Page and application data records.
»»

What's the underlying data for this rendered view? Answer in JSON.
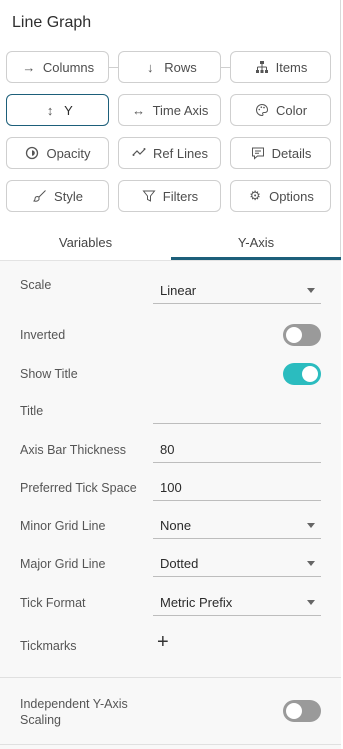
{
  "header": {
    "title": "Line Graph"
  },
  "buttons": {
    "columns": "Columns",
    "rows": "Rows",
    "items": "Items",
    "y": "Y",
    "time_axis": "Time Axis",
    "color": "Color",
    "opacity": "Opacity",
    "ref_lines": "Ref Lines",
    "details": "Details",
    "style": "Style",
    "filters": "Filters",
    "options": "Options"
  },
  "tabs": {
    "variables": "Variables",
    "y_axis": "Y-Axis",
    "active": "Y-Axis"
  },
  "settings": {
    "scale": {
      "label": "Scale",
      "value": "Linear"
    },
    "inverted": {
      "label": "Inverted",
      "on": false
    },
    "show_title": {
      "label": "Show Title",
      "on": true
    },
    "title": {
      "label": "Title",
      "value": ""
    },
    "axis_bar_thickness": {
      "label": "Axis Bar Thickness",
      "value": "80"
    },
    "preferred_tick_space": {
      "label": "Preferred Tick Space",
      "value": "100"
    },
    "minor_grid_line": {
      "label": "Minor Grid Line",
      "value": "None"
    },
    "major_grid_line": {
      "label": "Major Grid Line",
      "value": "Dotted"
    },
    "tick_format": {
      "label": "Tick Format",
      "value": "Metric Prefix"
    },
    "tickmarks": {
      "label": "Tickmarks"
    },
    "independent_scaling": {
      "label_line1": "Independent Y-Axis",
      "label_line2": "Scaling",
      "on": false
    }
  },
  "colors": {
    "accent": "#1d5f7a",
    "toggle_on": "#2bbcbf",
    "toggle_off": "#9a9a9a"
  },
  "icons": {
    "columns": "arrow-right-icon",
    "rows": "arrow-down-icon",
    "items": "hierarchy-icon",
    "y": "vertical-arrows-icon",
    "time_axis": "horizontal-arrows-icon",
    "color": "palette-icon",
    "opacity": "opacity-icon",
    "ref_lines": "ref-lines-icon",
    "details": "details-icon",
    "style": "brush-icon",
    "filters": "filter-icon",
    "options": "gear-icon",
    "tickmarks": "plus-icon"
  }
}
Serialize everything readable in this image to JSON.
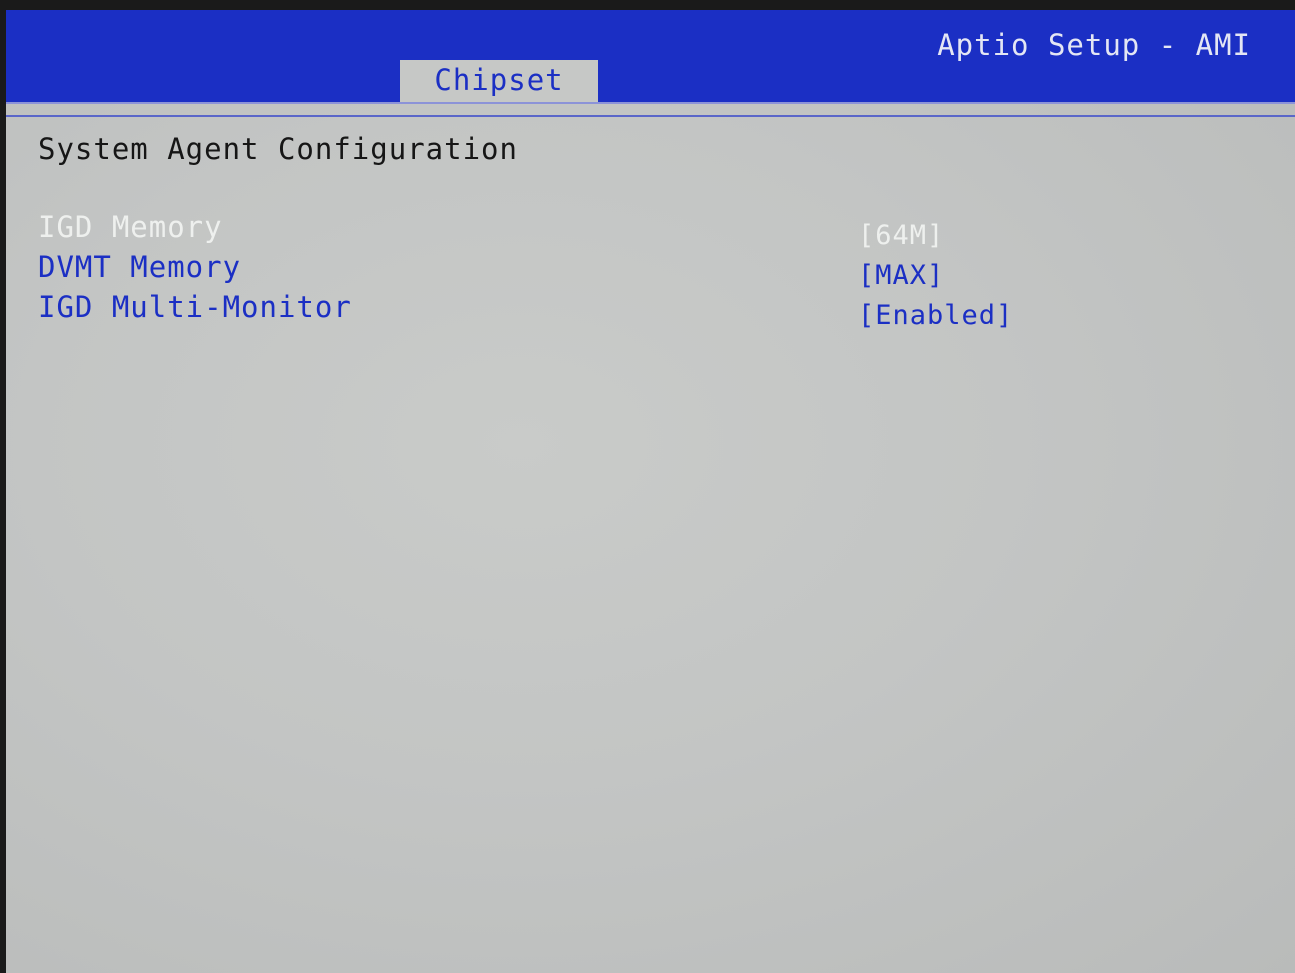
{
  "header": {
    "app_title": "Aptio Setup - AMI",
    "active_tab": "Chipset"
  },
  "section": {
    "title": "System Agent Configuration"
  },
  "settings": [
    {
      "label": "IGD Memory",
      "value": "[64M]",
      "selected": true
    },
    {
      "label": "DVMT Memory",
      "value": "[MAX]",
      "selected": false
    },
    {
      "label": "IGD Multi-Monitor",
      "value": "[Enabled]",
      "selected": false
    }
  ],
  "colors": {
    "header_blue": "#1b2fc4",
    "background_gray": "#c6c8c6",
    "selected_text": "#eef0ee",
    "item_text": "#1b2fc4"
  }
}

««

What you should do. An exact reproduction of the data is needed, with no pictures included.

Answer to this problem.
What's the underlying data for this rendered view? Answer in JSON.
{
  "header": {
    "title": "Line Graph"
  },
  "buttons": {
    "columns": "Columns",
    "rows": "Rows",
    "items": "Items",
    "y": "Y",
    "time_axis": "Time Axis",
    "color": "Color",
    "opacity": "Opacity",
    "ref_lines": "Ref Lines",
    "details": "Details",
    "style": "Style",
    "filters": "Filters",
    "options": "Options"
  },
  "tabs": {
    "variables": "Variables",
    "y_axis": "Y-Axis",
    "active": "Y-Axis"
  },
  "settings": {
    "scale": {
      "label": "Scale",
      "value": "Linear"
    },
    "inverted": {
      "label": "Inverted",
      "on": false
    },
    "show_title": {
      "label": "Show Title",
      "on": true
    },
    "title": {
      "label": "Title",
      "value": ""
    },
    "axis_bar_thickness": {
      "label": "Axis Bar Thickness",
      "value": "80"
    },
    "preferred_tick_space": {
      "label": "Preferred Tick Space",
      "value": "100"
    },
    "minor_grid_line": {
      "label": "Minor Grid Line",
      "value": "None"
    },
    "major_grid_line": {
      "label": "Major Grid Line",
      "value": "Dotted"
    },
    "tick_format": {
      "label": "Tick Format",
      "value": "Metric Prefix"
    },
    "tickmarks": {
      "label": "Tickmarks"
    },
    "independent_scaling": {
      "label_line1": "Independent Y-Axis",
      "label_line2": "Scaling",
      "on": false
    }
  },
  "colors": {
    "accent": "#1d5f7a",
    "toggle_on": "#2bbcbf",
    "toggle_off": "#9a9a9a"
  },
  "icons": {
    "columns": "arrow-right-icon",
    "rows": "arrow-down-icon",
    "items": "hierarchy-icon",
    "y": "vertical-arrows-icon",
    "time_axis": "horizontal-arrows-icon",
    "color": "palette-icon",
    "opacity": "opacity-icon",
    "ref_lines": "ref-lines-icon",
    "details": "details-icon",
    "style": "brush-icon",
    "filters": "filter-icon",
    "options": "gear-icon",
    "tickmarks": "plus-icon"
  }
}
Serialize everything readable in this image to JSON.
{
  "header": {
    "app_title": "Aptio Setup - AMI",
    "active_tab": "Chipset"
  },
  "section": {
    "title": "System Agent Configuration"
  },
  "settings": [
    {
      "label": "IGD Memory",
      "value": "[64M]",
      "selected": true
    },
    {
      "label": "DVMT Memory",
      "value": "[MAX]",
      "selected": false
    },
    {
      "label": "IGD Multi-Monitor",
      "value": "[Enabled]",
      "selected": false
    }
  ],
  "colors": {
    "header_blue": "#1b2fc4",
    "background_gray": "#c6c8c6",
    "selected_text": "#eef0ee",
    "item_text": "#1b2fc4"
  }
}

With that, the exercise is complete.